──────── Data for review ────────

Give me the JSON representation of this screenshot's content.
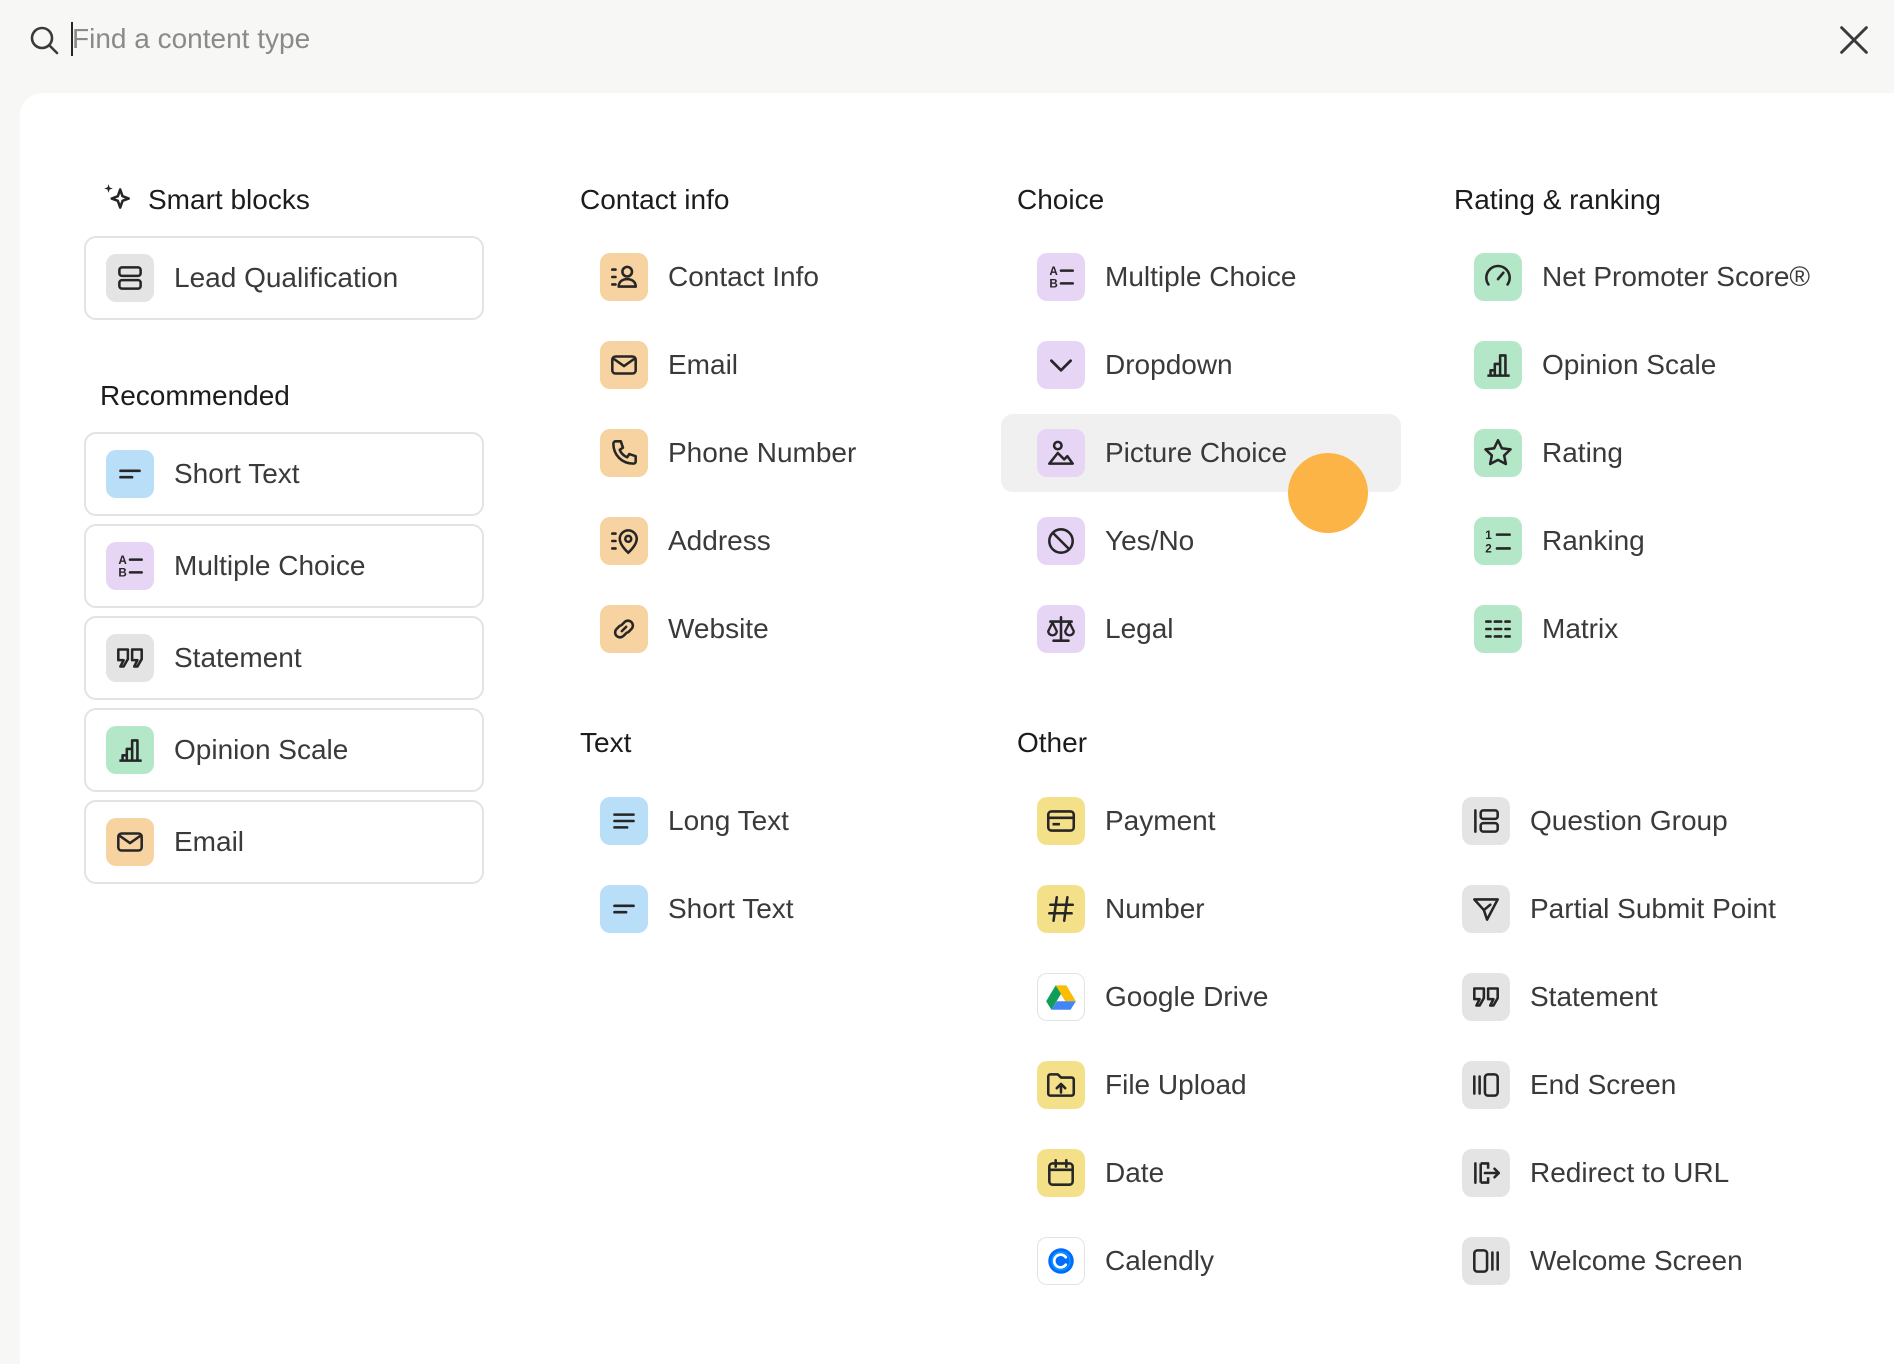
{
  "search": {
    "placeholder": "Find a content type",
    "value": ""
  },
  "sections": {
    "smart_blocks": {
      "title": "Smart blocks",
      "items": [
        {
          "label": "Lead Qualification",
          "icon": "stack-icon"
        }
      ]
    },
    "recommended": {
      "title": "Recommended",
      "items": [
        {
          "label": "Short Text",
          "icon": "short-text-icon"
        },
        {
          "label": "Multiple Choice",
          "icon": "multiple-choice-icon"
        },
        {
          "label": "Statement",
          "icon": "quote-icon"
        },
        {
          "label": "Opinion Scale",
          "icon": "bar-chart-icon"
        },
        {
          "label": "Email",
          "icon": "envelope-icon"
        }
      ]
    },
    "contact_info": {
      "title": "Contact info",
      "items": [
        {
          "label": "Contact Info",
          "icon": "contact-card-icon"
        },
        {
          "label": "Email",
          "icon": "envelope-icon"
        },
        {
          "label": "Phone Number",
          "icon": "phone-icon"
        },
        {
          "label": "Address",
          "icon": "map-pin-icon"
        },
        {
          "label": "Website",
          "icon": "link-icon"
        }
      ]
    },
    "text": {
      "title": "Text",
      "items": [
        {
          "label": "Long Text",
          "icon": "long-text-icon"
        },
        {
          "label": "Short Text",
          "icon": "short-text-icon"
        }
      ]
    },
    "choice": {
      "title": "Choice",
      "items": [
        {
          "label": "Multiple Choice",
          "icon": "multiple-choice-icon"
        },
        {
          "label": "Dropdown",
          "icon": "chevron-down-icon"
        },
        {
          "label": "Picture Choice",
          "icon": "image-icon"
        },
        {
          "label": "Yes/No",
          "icon": "yes-no-icon"
        },
        {
          "label": "Legal",
          "icon": "scales-icon"
        }
      ]
    },
    "rating": {
      "title": "Rating & ranking",
      "items": [
        {
          "label": "Net Promoter Score®",
          "icon": "gauge-icon"
        },
        {
          "label": "Opinion Scale",
          "icon": "bar-chart-icon"
        },
        {
          "label": "Rating",
          "icon": "star-icon"
        },
        {
          "label": "Ranking",
          "icon": "ranking-icon"
        },
        {
          "label": "Matrix",
          "icon": "matrix-icon"
        }
      ]
    },
    "other": {
      "title": "Other",
      "items": [
        {
          "label": "Payment",
          "icon": "credit-card-icon"
        },
        {
          "label": "Number",
          "icon": "hash-icon"
        },
        {
          "label": "Google Drive",
          "icon": "google-drive-icon"
        },
        {
          "label": "File Upload",
          "icon": "folder-upload-icon"
        },
        {
          "label": "Date",
          "icon": "calendar-icon"
        },
        {
          "label": "Calendly",
          "icon": "calendly-icon"
        }
      ]
    },
    "other_right": {
      "items": [
        {
          "label": "Question Group",
          "icon": "question-group-icon"
        },
        {
          "label": "Partial Submit Point",
          "icon": "send-icon"
        },
        {
          "label": "Statement",
          "icon": "quote-icon"
        },
        {
          "label": "End Screen",
          "icon": "end-screen-icon"
        },
        {
          "label": "Redirect to URL",
          "icon": "redirect-icon"
        },
        {
          "label": "Welcome Screen",
          "icon": "welcome-screen-icon"
        }
      ]
    }
  },
  "colors": {
    "blue": "#b9def8",
    "purple": "#e6d5f5",
    "orange": "#f7d3a1",
    "green": "#b4e7c7",
    "yellow": "#f5e08a",
    "gray": "#e4e4e4",
    "cursor": "#fbb03b"
  }
}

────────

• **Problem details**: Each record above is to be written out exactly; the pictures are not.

• **Your solution**:
Give me the JSON representation of this screenshot's content.
{
  "search": {
    "placeholder": "Find a content type",
    "value": ""
  },
  "sections": {
    "smart_blocks": {
      "title": "Smart blocks",
      "items": [
        {
          "label": "Lead Qualification",
          "icon": "stack-icon"
        }
      ]
    },
    "recommended": {
      "title": "Recommended",
      "items": [
        {
          "label": "Short Text",
          "icon": "short-text-icon"
        },
        {
          "label": "Multiple Choice",
          "icon": "multiple-choice-icon"
        },
        {
          "label": "Statement",
          "icon": "quote-icon"
        },
        {
          "label": "Opinion Scale",
          "icon": "bar-chart-icon"
        },
        {
          "label": "Email",
          "icon": "envelope-icon"
        }
      ]
    },
    "contact_info": {
      "title": "Contact info",
      "items": [
        {
          "label": "Contact Info",
          "icon": "contact-card-icon"
        },
        {
          "label": "Email",
          "icon": "envelope-icon"
        },
        {
          "label": "Phone Number",
          "icon": "phone-icon"
        },
        {
          "label": "Address",
          "icon": "map-pin-icon"
        },
        {
          "label": "Website",
          "icon": "link-icon"
        }
      ]
    },
    "text": {
      "title": "Text",
      "items": [
        {
          "label": "Long Text",
          "icon": "long-text-icon"
        },
        {
          "label": "Short Text",
          "icon": "short-text-icon"
        }
      ]
    },
    "choice": {
      "title": "Choice",
      "items": [
        {
          "label": "Multiple Choice",
          "icon": "multiple-choice-icon"
        },
        {
          "label": "Dropdown",
          "icon": "chevron-down-icon"
        },
        {
          "label": "Picture Choice",
          "icon": "image-icon"
        },
        {
          "label": "Yes/No",
          "icon": "yes-no-icon"
        },
        {
          "label": "Legal",
          "icon": "scales-icon"
        }
      ]
    },
    "rating": {
      "title": "Rating & ranking",
      "items": [
        {
          "label": "Net Promoter Score®",
          "icon": "gauge-icon"
        },
        {
          "label": "Opinion Scale",
          "icon": "bar-chart-icon"
        },
        {
          "label": "Rating",
          "icon": "star-icon"
        },
        {
          "label": "Ranking",
          "icon": "ranking-icon"
        },
        {
          "label": "Matrix",
          "icon": "matrix-icon"
        }
      ]
    },
    "other": {
      "title": "Other",
      "items": [
        {
          "label": "Payment",
          "icon": "credit-card-icon"
        },
        {
          "label": "Number",
          "icon": "hash-icon"
        },
        {
          "label": "Google Drive",
          "icon": "google-drive-icon"
        },
        {
          "label": "File Upload",
          "icon": "folder-upload-icon"
        },
        {
          "label": "Date",
          "icon": "calendar-icon"
        },
        {
          "label": "Calendly",
          "icon": "calendly-icon"
        }
      ]
    },
    "other_right": {
      "items": [
        {
          "label": "Question Group",
          "icon": "question-group-icon"
        },
        {
          "label": "Partial Submit Point",
          "icon": "send-icon"
        },
        {
          "label": "Statement",
          "icon": "quote-icon"
        },
        {
          "label": "End Screen",
          "icon": "end-screen-icon"
        },
        {
          "label": "Redirect to URL",
          "icon": "redirect-icon"
        },
        {
          "label": "Welcome Screen",
          "icon": "welcome-screen-icon"
        }
      ]
    }
  },
  "colors": {
    "blue": "#b9def8",
    "purple": "#e6d5f5",
    "orange": "#f7d3a1",
    "green": "#b4e7c7",
    "yellow": "#f5e08a",
    "gray": "#e4e4e4",
    "cursor": "#fbb03b"
  }
}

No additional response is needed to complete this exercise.